- [Provided information]:

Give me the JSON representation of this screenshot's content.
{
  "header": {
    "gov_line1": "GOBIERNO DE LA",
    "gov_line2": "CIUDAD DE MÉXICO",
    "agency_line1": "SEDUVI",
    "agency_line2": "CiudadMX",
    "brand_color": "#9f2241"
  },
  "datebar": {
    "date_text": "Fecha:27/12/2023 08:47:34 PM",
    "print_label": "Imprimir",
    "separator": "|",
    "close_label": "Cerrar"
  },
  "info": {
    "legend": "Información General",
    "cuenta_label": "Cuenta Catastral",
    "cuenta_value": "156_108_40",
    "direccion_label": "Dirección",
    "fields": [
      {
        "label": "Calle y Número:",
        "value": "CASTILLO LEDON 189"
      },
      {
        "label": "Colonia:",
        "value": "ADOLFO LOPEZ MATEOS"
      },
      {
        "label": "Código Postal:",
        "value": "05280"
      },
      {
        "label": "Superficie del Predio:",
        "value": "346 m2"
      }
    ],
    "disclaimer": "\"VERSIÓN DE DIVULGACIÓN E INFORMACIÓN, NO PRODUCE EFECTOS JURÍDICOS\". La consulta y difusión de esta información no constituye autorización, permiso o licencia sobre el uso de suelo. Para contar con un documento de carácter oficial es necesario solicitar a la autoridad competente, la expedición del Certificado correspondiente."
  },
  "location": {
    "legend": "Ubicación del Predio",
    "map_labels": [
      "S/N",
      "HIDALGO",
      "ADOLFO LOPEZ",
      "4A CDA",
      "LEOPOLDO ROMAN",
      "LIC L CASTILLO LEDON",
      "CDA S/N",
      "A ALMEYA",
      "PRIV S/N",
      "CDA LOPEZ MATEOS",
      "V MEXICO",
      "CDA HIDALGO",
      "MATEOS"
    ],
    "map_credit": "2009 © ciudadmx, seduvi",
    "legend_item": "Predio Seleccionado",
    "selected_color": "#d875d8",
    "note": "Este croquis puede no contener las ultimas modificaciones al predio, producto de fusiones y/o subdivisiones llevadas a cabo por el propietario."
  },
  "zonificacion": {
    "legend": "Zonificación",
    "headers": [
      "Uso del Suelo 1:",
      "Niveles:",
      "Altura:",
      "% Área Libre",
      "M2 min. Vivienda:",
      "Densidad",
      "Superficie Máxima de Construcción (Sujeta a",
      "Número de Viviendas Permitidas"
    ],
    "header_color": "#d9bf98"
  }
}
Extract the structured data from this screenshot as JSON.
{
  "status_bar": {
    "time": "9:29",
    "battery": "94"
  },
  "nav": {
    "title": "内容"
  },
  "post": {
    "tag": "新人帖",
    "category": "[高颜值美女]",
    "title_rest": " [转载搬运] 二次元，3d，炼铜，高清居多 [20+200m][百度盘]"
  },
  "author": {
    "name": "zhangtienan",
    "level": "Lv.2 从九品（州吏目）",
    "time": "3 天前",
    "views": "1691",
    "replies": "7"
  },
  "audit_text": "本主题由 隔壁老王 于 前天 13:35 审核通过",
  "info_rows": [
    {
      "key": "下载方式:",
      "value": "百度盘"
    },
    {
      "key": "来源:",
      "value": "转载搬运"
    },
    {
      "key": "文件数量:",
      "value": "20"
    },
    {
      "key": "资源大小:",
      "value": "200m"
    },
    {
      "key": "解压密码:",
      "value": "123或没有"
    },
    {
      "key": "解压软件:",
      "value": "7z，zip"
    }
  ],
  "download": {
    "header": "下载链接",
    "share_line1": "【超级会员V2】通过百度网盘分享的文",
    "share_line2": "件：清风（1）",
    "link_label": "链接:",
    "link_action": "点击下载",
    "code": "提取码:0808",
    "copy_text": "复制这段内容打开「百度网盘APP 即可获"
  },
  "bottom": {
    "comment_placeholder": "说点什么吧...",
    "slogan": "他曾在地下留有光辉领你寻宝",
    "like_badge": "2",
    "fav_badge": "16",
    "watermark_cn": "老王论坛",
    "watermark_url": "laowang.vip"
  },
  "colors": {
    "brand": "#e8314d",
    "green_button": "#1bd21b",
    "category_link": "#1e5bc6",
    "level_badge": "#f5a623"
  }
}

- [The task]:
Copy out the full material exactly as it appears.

- [Result of the exercise]:
Give me the JSON representation of this screenshot's content.
{
  "header": {
    "gov_line1": "GOBIERNO DE LA",
    "gov_line2": "CIUDAD DE MÉXICO",
    "agency_line1": "SEDUVI",
    "agency_line2": "CiudadMX",
    "brand_color": "#9f2241"
  },
  "datebar": {
    "date_text": "Fecha:27/12/2023 08:47:34 PM",
    "print_label": "Imprimir",
    "separator": "|",
    "close_label": "Cerrar"
  },
  "info": {
    "legend": "Información General",
    "cuenta_label": "Cuenta Catastral",
    "cuenta_value": "156_108_40",
    "direccion_label": "Dirección",
    "fields": [
      {
        "label": "Calle y Número:",
        "value": "CASTILLO LEDON 189"
      },
      {
        "label": "Colonia:",
        "value": "ADOLFO LOPEZ MATEOS"
      },
      {
        "label": "Código Postal:",
        "value": "05280"
      },
      {
        "label": "Superficie del Predio:",
        "value": "346 m2"
      }
    ],
    "disclaimer": "\"VERSIÓN DE DIVULGACIÓN E INFORMACIÓN, NO PRODUCE EFECTOS JURÍDICOS\". La consulta y difusión de esta información no constituye autorización, permiso o licencia sobre el uso de suelo. Para contar con un documento de carácter oficial es necesario solicitar a la autoridad competente, la expedición del Certificado correspondiente."
  },
  "location": {
    "legend": "Ubicación del Predio",
    "map_labels": [
      "S/N",
      "HIDALGO",
      "ADOLFO LOPEZ",
      "4A CDA",
      "LEOPOLDO ROMAN",
      "LIC L CASTILLO LEDON",
      "CDA S/N",
      "A ALMEYA",
      "PRIV S/N",
      "CDA LOPEZ MATEOS",
      "V MEXICO",
      "CDA HIDALGO",
      "MATEOS"
    ],
    "map_credit": "2009 © ciudadmx, seduvi",
    "legend_item": "Predio Seleccionado",
    "selected_color": "#d875d8",
    "note": "Este croquis puede no contener las ultimas modificaciones al predio, producto de fusiones y/o subdivisiones llevadas a cabo por el propietario."
  },
  "zonificacion": {
    "legend": "Zonificación",
    "headers": [
      "Uso del Suelo 1:",
      "Niveles:",
      "Altura:",
      "% Área Libre",
      "M2 min. Vivienda:",
      "Densidad",
      "Superficie Máxima de Construcción (Sujeta a",
      "Número de Viviendas Permitidas"
    ],
    "header_color": "#d9bf98"
  }
}
Extract the structured data from this screenshot as JSON.
{
  "status_bar": {
    "time": "9:29",
    "battery": "94"
  },
  "nav": {
    "title": "内容"
  },
  "post": {
    "tag": "新人帖",
    "category": "[高颜值美女]",
    "title_rest": " [转载搬运] 二次元，3d，炼铜，高清居多 [20+200m][百度盘]"
  },
  "author": {
    "name": "zhangtienan",
    "level": "Lv.2 从九品（州吏目）",
    "time": "3 天前",
    "views": "1691",
    "replies": "7"
  },
  "audit_text": "本主题由 隔壁老王 于 前天 13:35 审核通过",
  "info_rows": [
    {
      "key": "下载方式:",
      "value": "百度盘"
    },
    {
      "key": "来源:",
      "value": "转载搬运"
    },
    {
      "key": "文件数量:",
      "value": "20"
    },
    {
      "key": "资源大小:",
      "value": "200m"
    },
    {
      "key": "解压密码:",
      "value": "123或没有"
    },
    {
      "key": "解压软件:",
      "value": "7z，zip"
    }
  ],
  "download": {
    "header": "下载链接",
    "share_line1": "【超级会员V2】通过百度网盘分享的文",
    "share_line2": "件：清风（1）",
    "link_label": "链接:",
    "link_action": "点击下载",
    "code": "提取码:0808",
    "copy_text": "复制这段内容打开「百度网盘APP 即可获"
  },
  "bottom": {
    "comment_placeholder": "说点什么吧...",
    "slogan": "他曾在地下留有光辉领你寻宝",
    "like_badge": "2",
    "fav_badge": "16",
    "watermark_cn": "老王论坛",
    "watermark_url": "laowang.vip"
  },
  "colors": {
    "brand": "#e8314d",
    "green_button": "#1bd21b",
    "category_link": "#1e5bc6",
    "level_badge": "#f5a623"
  }
}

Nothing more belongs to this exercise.